- Number 416 |
- June 23, 2014
Supercomputers help answer the big questions about the universe
The proton is a complicated blob. It is
composed of three particles, called quarks,
which are surrounded by a roiling sea of
gluons that "glue" the quarks together.
The proton is a complicated blob. It is composed of three particles, called quarks, which are surrounded by a roiling sea of gluons that "glue" the quarks together. In addition to interacting with its surrounding particles, each gluon can also turn itself temporarily into a quark-antiquark pair and then back into a gluon.

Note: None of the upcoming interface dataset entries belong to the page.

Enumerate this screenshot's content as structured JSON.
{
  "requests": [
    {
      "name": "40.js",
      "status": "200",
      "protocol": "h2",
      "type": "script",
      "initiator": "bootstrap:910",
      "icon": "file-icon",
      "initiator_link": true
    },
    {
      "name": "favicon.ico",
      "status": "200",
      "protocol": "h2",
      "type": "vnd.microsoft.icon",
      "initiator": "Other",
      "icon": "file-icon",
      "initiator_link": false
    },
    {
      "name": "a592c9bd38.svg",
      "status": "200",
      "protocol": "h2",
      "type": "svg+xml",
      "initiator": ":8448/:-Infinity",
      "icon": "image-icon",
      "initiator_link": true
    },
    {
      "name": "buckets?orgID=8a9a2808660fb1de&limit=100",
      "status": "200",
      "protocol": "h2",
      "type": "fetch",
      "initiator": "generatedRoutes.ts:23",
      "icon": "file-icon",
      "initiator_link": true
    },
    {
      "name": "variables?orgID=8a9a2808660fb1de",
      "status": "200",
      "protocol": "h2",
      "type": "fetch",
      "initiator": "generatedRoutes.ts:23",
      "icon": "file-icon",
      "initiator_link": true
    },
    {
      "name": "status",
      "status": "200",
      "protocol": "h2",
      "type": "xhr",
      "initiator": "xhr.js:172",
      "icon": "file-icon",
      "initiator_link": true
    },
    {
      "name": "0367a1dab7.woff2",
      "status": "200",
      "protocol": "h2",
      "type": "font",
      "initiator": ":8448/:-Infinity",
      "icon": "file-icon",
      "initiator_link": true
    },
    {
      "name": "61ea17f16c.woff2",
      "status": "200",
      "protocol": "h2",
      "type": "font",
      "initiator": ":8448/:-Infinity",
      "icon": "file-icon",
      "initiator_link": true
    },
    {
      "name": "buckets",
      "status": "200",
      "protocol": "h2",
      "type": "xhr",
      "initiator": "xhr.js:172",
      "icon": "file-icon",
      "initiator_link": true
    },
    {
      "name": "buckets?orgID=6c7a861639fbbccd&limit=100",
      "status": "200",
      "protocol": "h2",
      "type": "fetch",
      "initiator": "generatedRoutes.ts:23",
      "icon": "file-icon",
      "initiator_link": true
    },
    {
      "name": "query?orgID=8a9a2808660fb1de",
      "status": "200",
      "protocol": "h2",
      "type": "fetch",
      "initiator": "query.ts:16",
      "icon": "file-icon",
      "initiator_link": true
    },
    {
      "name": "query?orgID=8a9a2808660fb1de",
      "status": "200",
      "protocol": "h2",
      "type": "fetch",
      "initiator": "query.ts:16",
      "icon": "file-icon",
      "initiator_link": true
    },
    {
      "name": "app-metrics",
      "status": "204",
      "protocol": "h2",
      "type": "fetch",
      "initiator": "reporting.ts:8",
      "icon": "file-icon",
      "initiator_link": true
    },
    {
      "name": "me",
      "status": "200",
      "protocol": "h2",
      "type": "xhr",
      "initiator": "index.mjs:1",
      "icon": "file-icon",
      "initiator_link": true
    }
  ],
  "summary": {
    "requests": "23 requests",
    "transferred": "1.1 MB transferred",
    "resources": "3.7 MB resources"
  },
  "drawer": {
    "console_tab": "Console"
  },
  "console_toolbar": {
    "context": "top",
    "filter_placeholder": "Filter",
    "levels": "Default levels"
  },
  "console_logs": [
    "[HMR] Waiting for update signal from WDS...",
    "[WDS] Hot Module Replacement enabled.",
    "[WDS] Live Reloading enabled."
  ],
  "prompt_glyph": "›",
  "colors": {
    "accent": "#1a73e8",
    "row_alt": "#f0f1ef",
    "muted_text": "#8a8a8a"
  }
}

This tremendously complicated subatomic dance affects measurements that are crucial to answering important questions about the universe, such as: What is the origin of mass in the universe? Why do the elementary particles we know come in three generations? Why is there so much more matter than antimatter in the universe?
A large group of theoretical physicists at U.S. universities and DOE national laboratories, known as the USQCD collaboration, aims to help experimenters solve the mysteries of the universe by computing the effects of this tremendously complicated dance of quarks and gluons on experimental measurements. The collaboration members use powerful computers to solve the complex equations of the theory of quantum chromodynamics, or QCD, which govern the behavior of quarks and gluons.
The USQCD computing needs are met through a combination of INCITE resources at the DOE Leadership Class Facilities at Argonne and Oak Ridge national laboratories; NSF facilities such as the NCSA Blue Waters; a small Blue Gene/Q supercomputer at Brookhaven National Laboratory; and dedicated computer clusters housed at Fermilab and Jefferson Lab. USQCD also exploits floating point accelerators such as Graphic Processing Units (GPUs) and Intel's Xeon Phi architecture.
With funding from the DOE Office of Science SCIDAC program, the USQCD collaboration coordinates and oversees the development of community software that benefits all lattice QCD groups, enabling scientists to make the most efficient use of the latest supercomputer architectures and GPU clusters. Efficiency gains are achieved through new computing algorithms and techniques, such as communication avoidance, data compression and the use of mixed precision to represent numbers.
The nature of lattice QCD calculations is very conducive to cooperation among collaborations, even among groups that focus on different scientific applications of QCD effects. Why? The most time-consuming and expensive computing in lattice QCD—the generation of gauge configuration files—is the basis for all lattice QCD calculations. (Gauge configurations represent the sea of gluons and virtual quarks that represent the QCD vacuum.) They are most efficiently generated on the largest leadership-class supercomputers. The MILC collaboration, a subgroup of the larger USQCD collaboration, is well known for the calculation of state-of-the-art gauge configurations and freely shares them with researchers worldwide.
Specific predictions require more specialized computations and rely on the gauge configurations as input. These calculations are usually performed on dedicated computer hardware at the labs, such as the clusters at Fermilab and Jefferson Lab and the small Blue Gene/Q at BNL, which are funded by the DOE Office of Science ‘s LQCD-ext Project for hardware infrastructure.With the powerful human and computer resources of USQCD, particle physicists working on many different experiments—from measurements at the Large Hadron Collider to neutrino experiments at Fermilab—have a chance to get to the bottom of the universe’s most pressing questions.—Jim Simone
Submitted by DOE’s Fermilab